I think white America wants the one-eye-closed white America we remember from Happy Days and Leave It to Beaver and That 70’s Show, where we’re financially and culturally comfortable and everybody else is just like us and the only social responsibility we have is to pursue our own version of happiness.
I think black America wants an equal place at the table, to raise their kids without fear of them being murdered because of their skin color, to feel like America is their country rather than the country that kidnapped their ancestors and now wishes the descendants would go away.
I think immigrants to America want a life where they can pursue peace and happiness, where they’re not starved or tortured or tyrannized by their own governments, or in fear of their children’s deaths every relentless day, Sunday through Saturday, 24/7.
I think politicians want the power and prestige that comes with an office: the heady aggrandizement of making decisions that impact millions of lives, the ego rush of seeing their faces in the media and having people listen to them and write about them, the speaking and consulting and name-lending fees they’ll collect after they leave office.

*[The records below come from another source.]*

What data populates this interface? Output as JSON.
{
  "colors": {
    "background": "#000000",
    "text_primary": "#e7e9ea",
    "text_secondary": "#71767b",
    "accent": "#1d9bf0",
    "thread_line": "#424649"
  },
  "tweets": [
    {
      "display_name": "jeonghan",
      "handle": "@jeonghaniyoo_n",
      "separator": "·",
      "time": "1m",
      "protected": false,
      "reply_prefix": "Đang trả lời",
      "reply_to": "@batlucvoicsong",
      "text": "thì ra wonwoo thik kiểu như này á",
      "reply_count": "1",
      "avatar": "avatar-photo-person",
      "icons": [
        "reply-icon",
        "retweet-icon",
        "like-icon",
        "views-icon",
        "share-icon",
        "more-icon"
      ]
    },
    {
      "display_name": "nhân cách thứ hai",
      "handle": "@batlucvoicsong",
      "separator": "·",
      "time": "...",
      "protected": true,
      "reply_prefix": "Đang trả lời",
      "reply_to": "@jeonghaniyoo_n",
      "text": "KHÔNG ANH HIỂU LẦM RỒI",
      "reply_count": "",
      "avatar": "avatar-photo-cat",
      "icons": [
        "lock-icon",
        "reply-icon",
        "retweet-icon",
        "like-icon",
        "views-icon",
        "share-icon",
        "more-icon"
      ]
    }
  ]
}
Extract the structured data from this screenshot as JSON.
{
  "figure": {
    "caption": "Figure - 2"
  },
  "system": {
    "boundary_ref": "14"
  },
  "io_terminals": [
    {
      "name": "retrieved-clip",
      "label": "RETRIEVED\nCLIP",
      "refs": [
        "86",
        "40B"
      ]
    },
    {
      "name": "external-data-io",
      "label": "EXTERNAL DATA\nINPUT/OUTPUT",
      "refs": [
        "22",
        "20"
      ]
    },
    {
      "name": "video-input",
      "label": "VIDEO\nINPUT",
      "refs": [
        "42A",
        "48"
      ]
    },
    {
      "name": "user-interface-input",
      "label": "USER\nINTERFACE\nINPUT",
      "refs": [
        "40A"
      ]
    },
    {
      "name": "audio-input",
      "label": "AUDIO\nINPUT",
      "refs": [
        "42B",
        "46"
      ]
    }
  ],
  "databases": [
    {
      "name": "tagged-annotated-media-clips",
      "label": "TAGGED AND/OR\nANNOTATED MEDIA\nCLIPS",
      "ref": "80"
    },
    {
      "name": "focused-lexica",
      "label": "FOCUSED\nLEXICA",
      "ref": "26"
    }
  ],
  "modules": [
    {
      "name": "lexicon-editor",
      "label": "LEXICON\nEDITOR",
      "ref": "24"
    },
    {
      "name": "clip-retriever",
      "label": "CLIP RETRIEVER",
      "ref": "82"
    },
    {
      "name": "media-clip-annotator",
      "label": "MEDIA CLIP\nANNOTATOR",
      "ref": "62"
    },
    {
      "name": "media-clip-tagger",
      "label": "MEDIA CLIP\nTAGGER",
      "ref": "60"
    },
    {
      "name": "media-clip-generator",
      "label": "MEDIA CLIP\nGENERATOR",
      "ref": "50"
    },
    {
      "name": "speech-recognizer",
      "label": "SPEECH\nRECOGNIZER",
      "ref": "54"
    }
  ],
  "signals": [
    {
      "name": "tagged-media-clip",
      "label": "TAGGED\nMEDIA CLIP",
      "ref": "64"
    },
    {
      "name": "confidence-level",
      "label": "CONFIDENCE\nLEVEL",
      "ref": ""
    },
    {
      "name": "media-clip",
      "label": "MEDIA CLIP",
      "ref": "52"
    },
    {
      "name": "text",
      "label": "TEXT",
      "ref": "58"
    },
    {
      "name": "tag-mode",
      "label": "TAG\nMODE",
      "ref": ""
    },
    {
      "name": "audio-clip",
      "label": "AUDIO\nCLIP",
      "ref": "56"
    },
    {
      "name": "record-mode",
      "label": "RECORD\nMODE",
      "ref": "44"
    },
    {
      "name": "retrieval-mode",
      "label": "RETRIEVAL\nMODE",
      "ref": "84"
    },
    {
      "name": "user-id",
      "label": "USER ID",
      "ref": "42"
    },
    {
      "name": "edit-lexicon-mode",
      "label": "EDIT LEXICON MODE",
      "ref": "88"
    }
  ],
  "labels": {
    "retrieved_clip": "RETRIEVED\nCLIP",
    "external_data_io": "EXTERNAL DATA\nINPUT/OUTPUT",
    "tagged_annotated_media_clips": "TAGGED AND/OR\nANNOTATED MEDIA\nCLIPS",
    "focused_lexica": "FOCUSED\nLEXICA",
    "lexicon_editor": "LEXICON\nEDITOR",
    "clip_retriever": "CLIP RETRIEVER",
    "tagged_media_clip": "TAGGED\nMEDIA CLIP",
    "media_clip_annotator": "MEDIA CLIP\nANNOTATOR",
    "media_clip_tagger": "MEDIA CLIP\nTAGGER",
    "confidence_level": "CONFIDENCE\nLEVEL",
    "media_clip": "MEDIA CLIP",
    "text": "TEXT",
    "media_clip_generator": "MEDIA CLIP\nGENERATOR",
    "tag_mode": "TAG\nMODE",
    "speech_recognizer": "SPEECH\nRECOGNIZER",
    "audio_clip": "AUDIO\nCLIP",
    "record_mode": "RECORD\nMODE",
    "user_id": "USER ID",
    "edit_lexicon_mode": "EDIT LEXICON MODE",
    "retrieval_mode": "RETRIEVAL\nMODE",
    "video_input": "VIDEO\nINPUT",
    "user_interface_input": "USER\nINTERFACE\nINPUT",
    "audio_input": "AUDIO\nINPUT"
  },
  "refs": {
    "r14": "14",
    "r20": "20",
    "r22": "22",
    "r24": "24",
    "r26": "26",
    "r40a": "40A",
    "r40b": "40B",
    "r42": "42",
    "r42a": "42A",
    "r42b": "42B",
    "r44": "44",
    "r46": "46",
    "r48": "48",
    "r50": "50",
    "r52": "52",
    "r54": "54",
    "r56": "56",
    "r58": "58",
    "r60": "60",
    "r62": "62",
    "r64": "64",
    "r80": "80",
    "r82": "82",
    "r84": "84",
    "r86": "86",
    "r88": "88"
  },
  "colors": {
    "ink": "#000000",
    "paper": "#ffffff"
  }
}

In fact, I think wanting to run for office should automatically disqualify you from running for office.
I think each one of us wants what we want, and we naively believe our candidate of choice will hand it to us.
America will not be greater or better while we collectively and individually behave with animosity, self-interest, and ugliness. The way we are is not any single politician’s fault, or the fault of any public official in the history of the nation. The way we are now is because of the way we are.
Because it’s easier to bang out hateful slurs and hurl profanity on social media than to have a meaningful conversation about why each of us thinks the way we do.
Because it’s easier to block out people who disagree with us— to unfriend that political opponent; to vilify FOX News or The Washington Post as biased in every way and completely untrustworthy; to hang the shingle SATAN or SAVIOR on our unfavored or most favored politicians — than to listen to those we don’t understand, and try to understand, even if we never do come to agreement.
Because it’s easier to think we already know everything than to ask ourselves if there’s something we might not know yet.
So what do we really want? We want it easy. And we’re getting what we’ve earned from our lazy stroll down the easy way. We’ve earned the disappointing candidates who will be on the ballot this year. You, me, and every single one of us.
The ugly American is right here at home, and he is us.